(R)uby (E)ntity (C)omponent (M)odelling framework
This is a simple implementation in Ruby of an Entity-Component modelling framework. It was inspired from reading the excellent series on EC modelling by @cbpowell: http://cbpowell.wordpress.com/2012/10/30/entity-component-game-programming-using-jruby-and-libgdx-part-1/
== Constraints of design
This particular engine is based around some constraints not mentioned in any EC articles that we have seen before. Many have probably taken similar approaches to wreckem but nothing so far has shown these decisions mentioned publicly. So, beware that this system may not pan out for large and complex games or large data sets.
=== Min-modelling (components are atoms)
Wreckems first major difference is that all components can only contain a single primitive piece of data (or none at all). The rationale for this decision is it is the most flexible possible system for modelling. In one article, they pointed out it was very flexible to have a 2D component containing x,y and then add a new component for just z once you realized you want 3D support in your game. This obviously shows how powerful EC modelling can be but seeing x,y in one component and z in a third looks like a data smell. Having independent X and Y components associated with a position entity seems less smelly. Adding a Z is just adding another component to the entity.
Another interesting observation is seeing warnings in articles about not nesting components in components. From a min-modelling perspective all compound components do just that. Something feel right about this at a very high conceptual level. Is this a smart way to model though? Is it pragmatic?
Min-modelling components might actually not pan out. We don't know. It is something we are trying and so far it is working out ok. The main issue we have so far is efficient retrieval of maps/hashes since non of our components are lists of hashes.

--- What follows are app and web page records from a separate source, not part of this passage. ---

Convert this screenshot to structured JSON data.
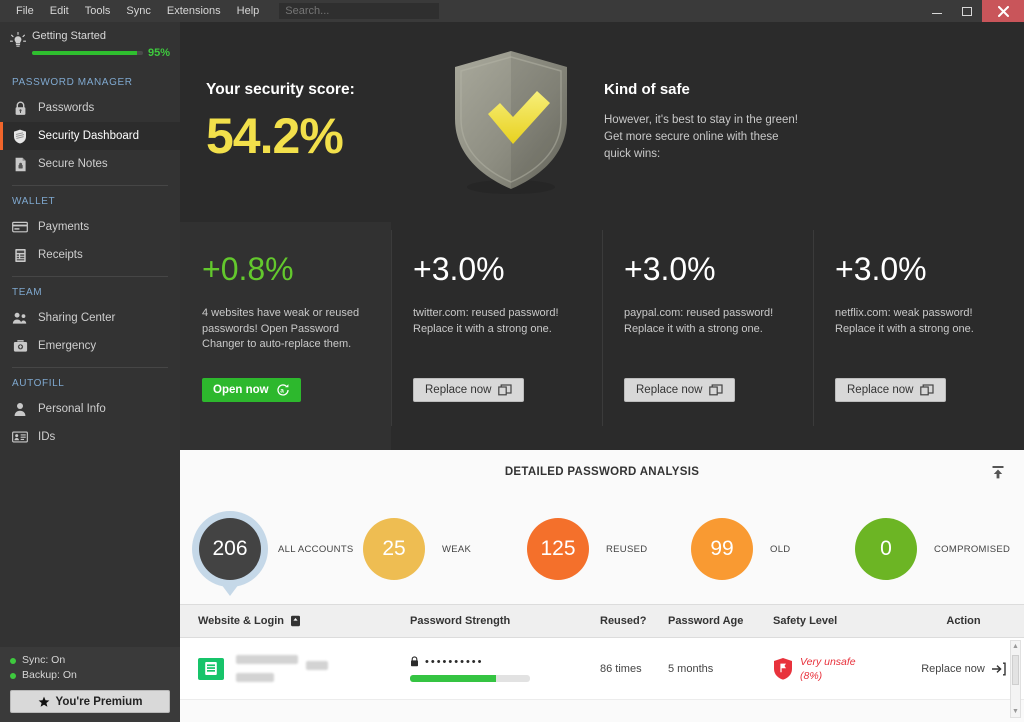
{
  "titlebar": {
    "menu": [
      "File",
      "Edit",
      "Tools",
      "Sync",
      "Extensions",
      "Help"
    ],
    "search_placeholder": "Search...",
    "minimize": "–",
    "maximize": "□",
    "close": "✕"
  },
  "sidebar": {
    "getting_started": {
      "label": "Getting Started",
      "progress_percent": "95%",
      "progress_value": 95,
      "icon": "lightbulb-icon"
    },
    "groups": [
      {
        "label": "PASSWORD MANAGER",
        "items": [
          {
            "label": "Passwords",
            "icon": "lock-icon",
            "active": false
          },
          {
            "label": "Security Dashboard",
            "icon": "shield-icon",
            "active": true
          },
          {
            "label": "Secure Notes",
            "icon": "note-icon",
            "active": false
          }
        ]
      },
      {
        "label": "WALLET",
        "items": [
          {
            "label": "Payments",
            "icon": "credit-card-icon",
            "active": false
          },
          {
            "label": "Receipts",
            "icon": "receipt-icon",
            "active": false
          }
        ]
      },
      {
        "label": "TEAM",
        "items": [
          {
            "label": "Sharing Center",
            "icon": "people-icon",
            "active": false
          },
          {
            "label": "Emergency",
            "icon": "first-aid-kit-icon",
            "active": false
          }
        ]
      },
      {
        "label": "AUTOFILL",
        "items": [
          {
            "label": "Personal Info",
            "icon": "person-icon",
            "active": false
          },
          {
            "label": "IDs",
            "icon": "id-card-icon",
            "active": false
          }
        ]
      }
    ],
    "footer": {
      "sync_status": "Sync: On",
      "backup_status": "Backup: On",
      "premium_label": "You're Premium",
      "premium_icon": "star-icon"
    }
  },
  "hero": {
    "score_label": "Your security score:",
    "score_value": "54.2%",
    "shield_icon": "shield-check-icon",
    "verdict": "Kind of safe",
    "description": "However, it's best to stay in the green! Get more secure online with these quick wins:",
    "description_lines": [
      "However, it's best to stay in the green!",
      "Get more secure online with these",
      "quick wins:"
    ]
  },
  "tips": [
    {
      "gain": "+0.8%",
      "gain_color": "#63c82d",
      "text": "4 websites have weak or reused passwords! Open Password Changer to auto-replace them.",
      "button_label": "Open now",
      "button_style": "green",
      "button_icon": "auto-change-icon",
      "highlighted": true
    },
    {
      "gain": "+3.0%",
      "gain_color": "#ffffff",
      "text": "twitter.com: reused password! Replace it with a strong one.",
      "button_label": "Replace now",
      "button_style": "grey",
      "button_icon": "external-window-icon",
      "highlighted": false
    },
    {
      "gain": "+3.0%",
      "gain_color": "#ffffff",
      "text": "paypal.com: reused password! Replace it with a strong one.",
      "button_label": "Replace now",
      "button_style": "grey",
      "button_icon": "external-window-icon",
      "highlighted": false
    },
    {
      "gain": "+3.0%",
      "gain_color": "#ffffff",
      "text": "netflix.com: weak password! Replace it with a strong one.",
      "button_label": "Replace now",
      "button_style": "grey",
      "button_icon": "external-window-icon",
      "highlighted": false
    }
  ],
  "analysis": {
    "title": "DETAILED PASSWORD ANALYSIS",
    "collapse_icon": "collapse-up-icon",
    "stats": [
      {
        "value": "206",
        "label": "ALL ACCOUNTS",
        "color": "#434343",
        "ring": "#c5d8e8",
        "pin": true
      },
      {
        "value": "25",
        "label": "WEAK",
        "color": "#eebd52",
        "ring": "",
        "pin": false
      },
      {
        "value": "125",
        "label": "REUSED",
        "color": "#f4702b",
        "ring": "",
        "pin": false
      },
      {
        "value": "99",
        "label": "OLD",
        "color": "#f99a32",
        "ring": "",
        "pin": false
      },
      {
        "value": "0",
        "label": "COMPROMISED",
        "color": "#6cb524",
        "ring": "",
        "pin": false
      }
    ],
    "table": {
      "columns": [
        "Website & Login",
        "Password Strength",
        "Reused?",
        "Password Age",
        "Safety Level",
        "Action"
      ],
      "sort_icon": "sort-ascending-icon",
      "rows": [
        {
          "site_icon": "green-site-icon",
          "site_name": "",
          "login": "",
          "password_masked": "••••••••••",
          "lock_icon": "lock-icon",
          "strength_percent": 72,
          "reused": "86 times",
          "age": "5 months",
          "safety_icon": "shield-warning-icon",
          "safety_label": "Very unsafe",
          "safety_value": "(8%)",
          "action_label": "Replace now",
          "action_icon": "arrow-into-bracket-icon"
        }
      ]
    }
  }
}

A neat area of min-modelling is we have a single-table design where a single SQL query can get all data for an entity or a set of entities. The data model is ugly in the sense we have nullable fields for unused columns but beautiful in how much information we can get efficiently in a single SQL statement.
=== Components only belong to one thing
This is another big constraint which will add much more data to the db but it also has some significant benefits. Since no two entities can ever contain the same component this means no concurrency issues can exist if you are acting on two entities at the same time. It also means it is trivial to know which entity a component belongs to.
The big disadvantage is much larger live object graph since every component will have a different entity field. So in-memory usage literally is linear to the number of components which all entities can see. In a system which shares components the memory for components could be dramatically cheaper.
Another mystery to be resolved once we make some sizeable games.